Listening in a Classroom and Hearing Assistive Technology

By:     Melissa Clark, Au.D., CCC-A,              melissa-clark-photo-small-square

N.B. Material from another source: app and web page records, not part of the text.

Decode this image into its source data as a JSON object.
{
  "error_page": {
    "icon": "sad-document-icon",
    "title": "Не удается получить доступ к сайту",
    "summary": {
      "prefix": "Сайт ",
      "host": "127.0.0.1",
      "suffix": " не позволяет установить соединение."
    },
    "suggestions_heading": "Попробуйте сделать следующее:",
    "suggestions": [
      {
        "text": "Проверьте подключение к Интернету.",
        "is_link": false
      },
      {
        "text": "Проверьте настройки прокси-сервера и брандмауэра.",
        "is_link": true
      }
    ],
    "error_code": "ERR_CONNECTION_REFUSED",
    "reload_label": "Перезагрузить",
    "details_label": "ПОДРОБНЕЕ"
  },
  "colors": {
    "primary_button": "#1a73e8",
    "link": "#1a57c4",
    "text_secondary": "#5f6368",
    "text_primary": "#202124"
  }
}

     DHH Consultant at Nine East Network

 

 

 

 

 

 

One of our jobs as Consultants for the Deaf and Hard of Hearing is to help students listen and learn in the classroom.

 

Classroom environments are typically noisy, and noise can make it difficult for any child to access auditory information.

 

Classroom noise can include any auditory disturbance that interferes with what a person wants and/or needs to hear.  This includes noise from outside of the building, noise from within the building, and noise from within the classroom.

 

Auditory information is defined as any information that is intended to be heard. This often includes teacher instruction, peer comments and questions, information from digital media, and overhead announcements.

 

A signal to noise ratio (SNR), is the comparison of the measured loudness of the auditory information (signal) to the loudness of the noise. SNR is a significant factor in determining the ability to understand speech.

 

Distance between the listener and speaker needs to be considered when discussing loudness of a signal, because the level of a signal’s loudness decreases over distance.

 

Also, distance needs to be considered when discussing the effectiveness of hearing aid microphones.  Hearing aid microphones are most effective for signals and noise within 6 feet of the microphone.

 

So, how can we help students overcome the challenges of listening in noise and at a distance?  

 

We have found that using appropriate communication and listening strategies such as getting closer, moving away from noise, and watching the speaker can reduce the challenges of listening in a difficult situation.

 

Additionally, using hearing assistive technology can also make listening easier for students. We often recommend hearing assistive technology in the classroom to overcome these challenges.

 

Hearing assistive technology is commonly found in classrooms, and this is especially true for classrooms that have students with diagnosed hearing loss or (Central) Auditory Processing Disorder.

 

Hearing assistive technology helps listeners access communication by improving the signal to noise ratio, which mitigates the effects of listening in noise, at a distance, and in reverberation.

 

Many classrooms in Vermont are using hearing assistive technology – often referred to as an FM (frequency modulated) or DM (digital modulated) system.

 

FM and DM systems are comprised of a teacher-worn transmitter and a receiver. The transmitter is a microphone that wirelessly transmits a signal (teacher’s voice, digital audio) to a receiver. The receiver may be worn at ear level by the student, or can be a classroom soundfield speaker.

 

Here is an example of a hearing aid set up for FM:

 

hearing-aid-w-roger-receiver-1605

 

The most important difference between FM and DM systems is that DM systems have advanced dynamic behavior leading to improved speech recognition in noise when compared to FM systems.

 

A Phonak Field Study News edition, “Roger for Hearing Instruments” reports results from a study by Dr. Linda Thibodeau (2013) that revealed there was a 35% to 55% improvement in speech recognition in noise when compared to dynamic and traditional FM systems.

 

When a decision has been made for a school to order hearing assistive hearing technology, then the school will need to ensure that the system is verified by an audiologist.  Verification ensures that the equipment is functioning properly and that there is not too much or too little gain.

 

Verification Guidelines for FM equipment have been published by the American Speech and Hearing Association and by the American Academy of Audiology.  FM systems need to be verified anytime a receiver or transmitter is replaced. Also, it is recommended that verification happen annually.

 

DM equipment verification

 

 

 

Pictured on the right is DM Equipment Verification.

 

A hearing aid, with the Roger receiver attached, is connected to the test system and placed inside the test box. The screen shows the measured output from the hearing aid and compares the output to the DM signal.

 

 

 

 

Currently, schools in Vermont can have FM/DM equipment verified at Dartmouth-Hitchcock Medical Center, University of Vermont, and at Rutland Regional Medical Center.

 

Nine East Network’s growing team of audiologists would like to offer FM equipment verification to schools in the future. We are currently working on developing company protocols so that we can conduct FM equipment verification as an additional service to Vermont’s schools and Deaf and hard of hearing students.

 

Check back on the Nine East Network blog for more information and future updates about the Vermont Deaf and Hard of Hearing Program!